The i.c.v. injection of M2 cells did not yield a very significant behavioral effect, although a molecular effect was indeed observed. While prima facie surprising, this could, in fact, be due to the injury associated with the application of cells. Indeed, it is quite possible that the directly injected M2 cells would be marshaled by the CNS to participate in wound healing—rather than in support of cognition. The likelihood of this scenario is further supported by the fact that the number of cells injected was quite small (a necessity, given the tight constraints of intraventricular fluid pressure that limit injection volume), and that the injury was directly available to the skewed macrophages. Furthermore, microscopic examination post-injury shows significant intercalation of labeled cells within the brain parenchyma (not shown).

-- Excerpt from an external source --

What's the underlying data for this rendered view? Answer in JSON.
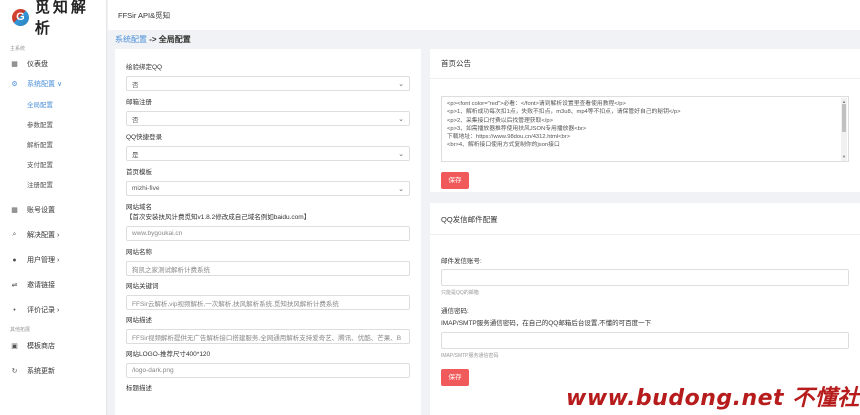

The effect of i.c.v. injection on peripheral immunity is intriguing, though not unprecedented. It has been recently shown that the CNS, via the splenic nerve, may be able to directly effect downregulation of macrophage-derived TNFα in spleen (Rosas-Ballina, PNAS, 2008). Whether the observations described in this paper are a result of meningeal or parenchymal immunity affecting peripheral immunity are unclear, and will require further study.
Collectively, we have shown here evidence that anti-inflammatory myeloid cells administered i.v. can significantly ameliorate cognitive impairment in mice lacking adaptive immune cells. While it has been amply demonstrated by our group and others that CD4+
T cells function in support of cognition (Derecki et al., 2010
), to our knowledge this is the first time that an immune-based T cell-independent boost of cognitive function has been demonstrated. The obviation of T cells as a necessary component in the support of learning and memory by the immune system is critical in terms of bridging the gap between bench and bedside application of basic neuroimmunology. Therapies that necessitate direct T cell manipulation are inherently risky. A boost of T cell function, if not well-controlled, can result in catastrophic autoimmunity, while suppression of T cell function increases the risk of cancer (Mantovani and Sica, 2010
; Sica et al., 2008
), and, as demonstrated recently, can also result in unanticipated inflammation and cognitive consequences (Derecki et al., 2010
). Myeloid cells, on the other hand, provide an opportunity to harness the therapeutic power of the immune system, and its ability to innately target anatomical sites of dysfunction—such as the meningeal spaces—without substantial risk of autoimmune consequences.